> [Aim of the task]
Quote the entries word for word. Omit the pictures.
+---+
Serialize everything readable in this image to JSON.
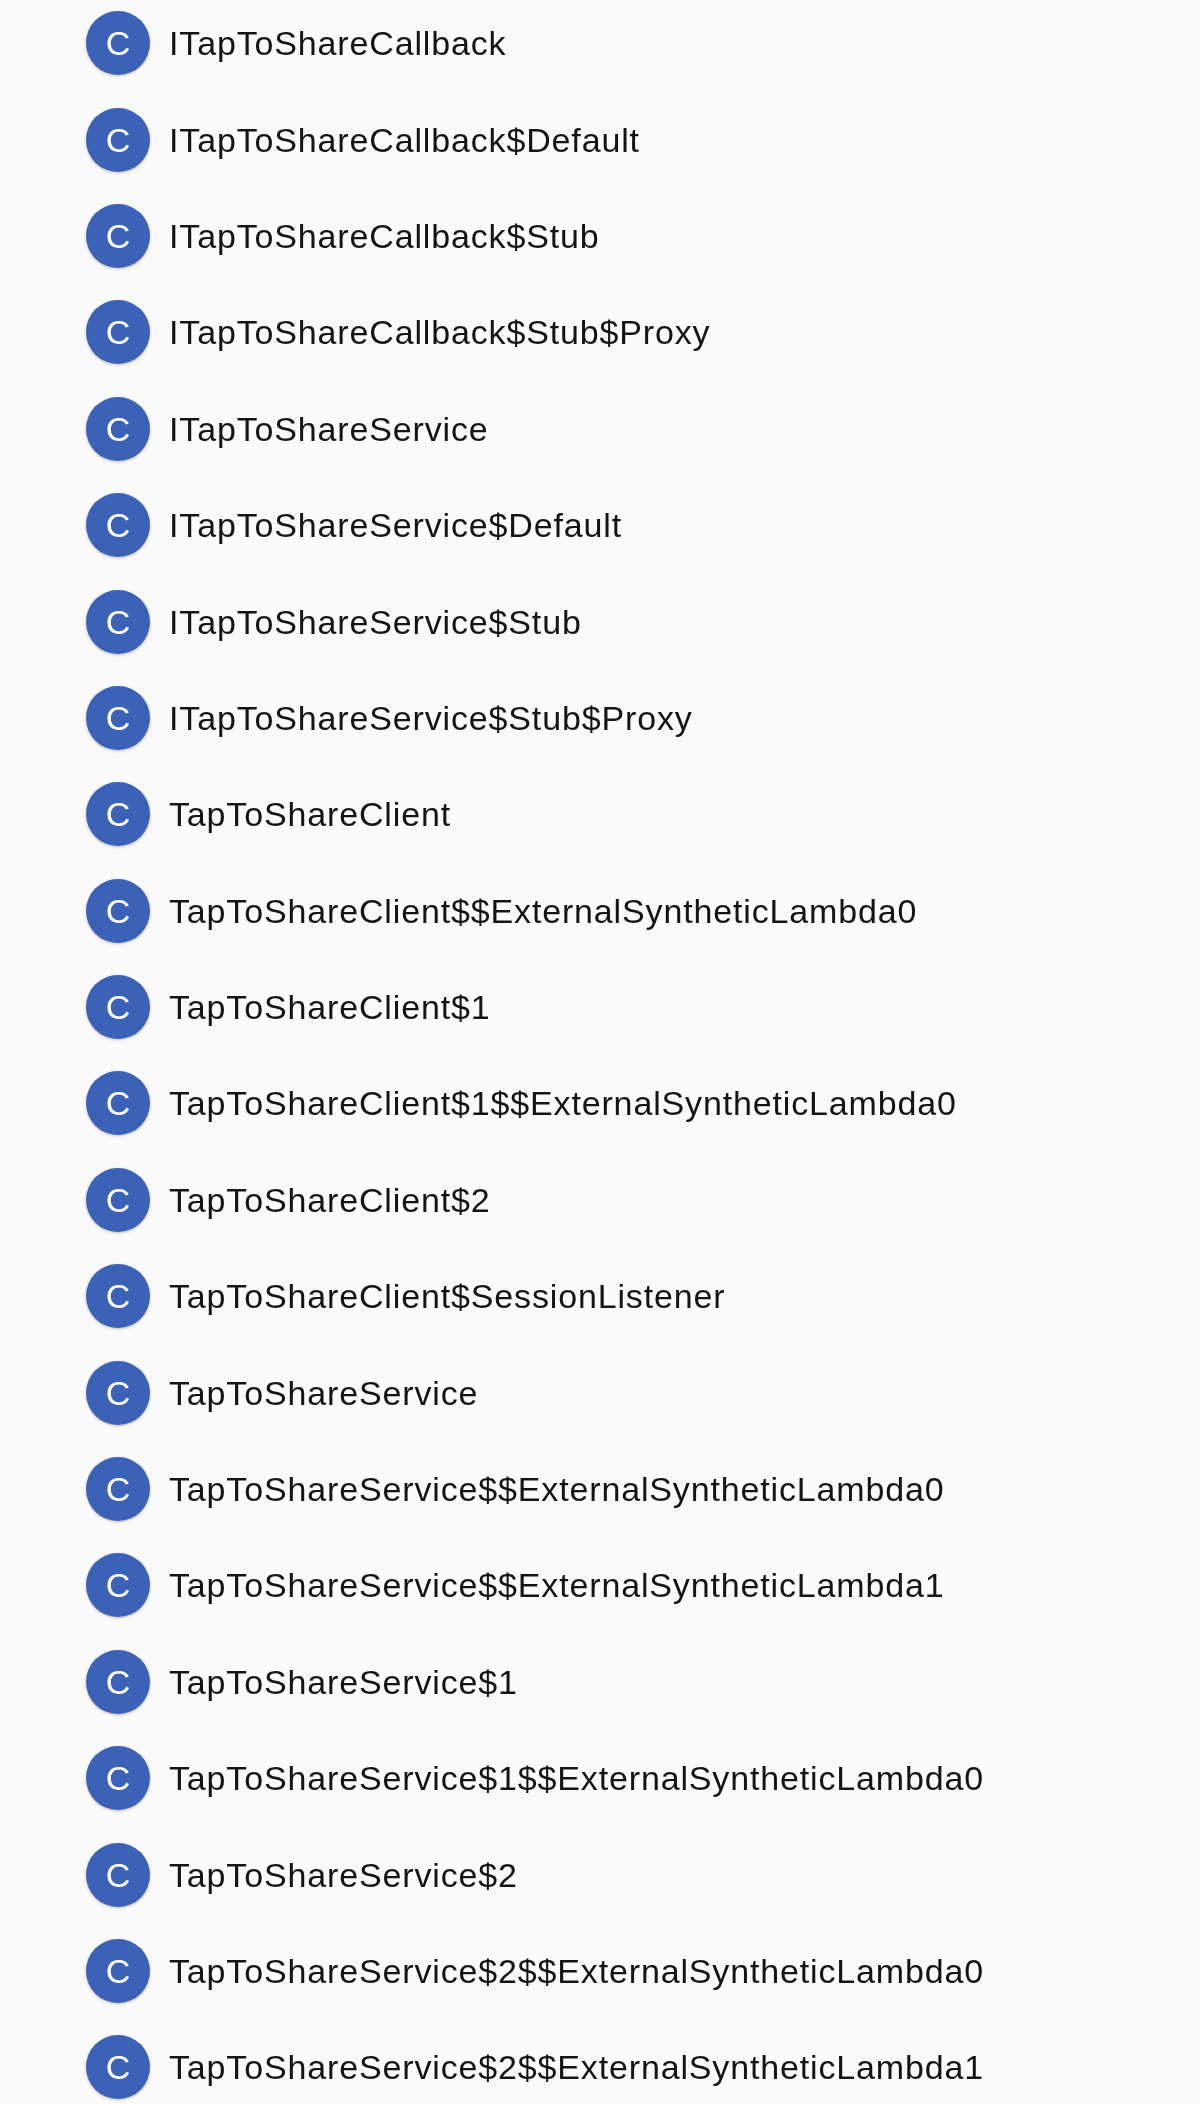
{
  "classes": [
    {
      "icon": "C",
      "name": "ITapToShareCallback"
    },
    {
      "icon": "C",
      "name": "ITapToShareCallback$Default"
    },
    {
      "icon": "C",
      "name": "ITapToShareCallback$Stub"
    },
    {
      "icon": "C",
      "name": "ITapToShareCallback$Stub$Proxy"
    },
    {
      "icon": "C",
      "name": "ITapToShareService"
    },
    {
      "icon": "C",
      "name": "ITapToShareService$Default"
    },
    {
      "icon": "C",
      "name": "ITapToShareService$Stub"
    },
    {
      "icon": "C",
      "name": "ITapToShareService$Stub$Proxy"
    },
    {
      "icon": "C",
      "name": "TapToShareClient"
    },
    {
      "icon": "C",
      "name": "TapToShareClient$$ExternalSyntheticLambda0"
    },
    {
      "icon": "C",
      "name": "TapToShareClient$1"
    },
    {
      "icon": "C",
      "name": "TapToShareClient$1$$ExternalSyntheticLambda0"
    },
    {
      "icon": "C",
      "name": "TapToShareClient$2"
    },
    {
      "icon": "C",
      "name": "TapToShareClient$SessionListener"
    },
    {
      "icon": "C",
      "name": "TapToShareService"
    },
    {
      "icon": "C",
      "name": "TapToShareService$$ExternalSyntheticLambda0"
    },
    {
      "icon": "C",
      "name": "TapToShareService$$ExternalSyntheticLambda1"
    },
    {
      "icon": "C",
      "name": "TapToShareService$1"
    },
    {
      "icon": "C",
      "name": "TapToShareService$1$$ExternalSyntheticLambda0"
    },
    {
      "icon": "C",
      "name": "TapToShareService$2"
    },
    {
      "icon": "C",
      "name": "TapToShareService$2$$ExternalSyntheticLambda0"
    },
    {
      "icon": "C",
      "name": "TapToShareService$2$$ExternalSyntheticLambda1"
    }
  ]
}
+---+
> [Your response]
Serialize everything readable in this image to JSON.
{
  "classes": [
    {
      "icon": "C",
      "name": "ITapToShareCallback"
    },
    {
      "icon": "C",
      "name": "ITapToShareCallback$Default"
    },
    {
      "icon": "C",
      "name": "ITapToShareCallback$Stub"
    },
    {
      "icon": "C",
      "name": "ITapToShareCallback$Stub$Proxy"
    },
    {
      "icon": "C",
      "name": "ITapToShareService"
    },
    {
      "icon": "C",
      "name": "ITapToShareService$Default"
    },
    {
      "icon": "C",
      "name": "ITapToShareService$Stub"
    },
    {
      "icon": "C",
      "name": "ITapToShareService$Stub$Proxy"
    },
    {
      "icon": "C",
      "name": "TapToShareClient"
    },
    {
      "icon": "C",
      "name": "TapToShareClient$$ExternalSyntheticLambda0"
    },
    {
      "icon": "C",
      "name": "TapToShareClient$1"
    },
    {
      "icon": "C",
      "name": "TapToShareClient$1$$ExternalSyntheticLambda0"
    },
    {
      "icon": "C",
      "name": "TapToShareClient$2"
    },
    {
      "icon": "C",
      "name": "TapToShareClient$SessionListener"
    },
    {
      "icon": "C",
      "name": "TapToShareService"
    },
    {
      "icon": "C",
      "name": "TapToShareService$$ExternalSyntheticLambda0"
    },
    {
      "icon": "C",
      "name": "TapToShareService$$ExternalSyntheticLambda1"
    },
    {
      "icon": "C",
      "name": "TapToShareService$1"
    },
    {
      "icon": "C",
      "name": "TapToShareService$1$$ExternalSyntheticLambda0"
    },
    {
      "icon": "C",
      "name": "TapToShareService$2"
    },
    {
      "icon": "C",
      "name": "TapToShareService$2$$ExternalSyntheticLambda0"
    },
    {
      "icon": "C",
      "name": "TapToShareService$2$$ExternalSyntheticLambda1"
    }
  ]
}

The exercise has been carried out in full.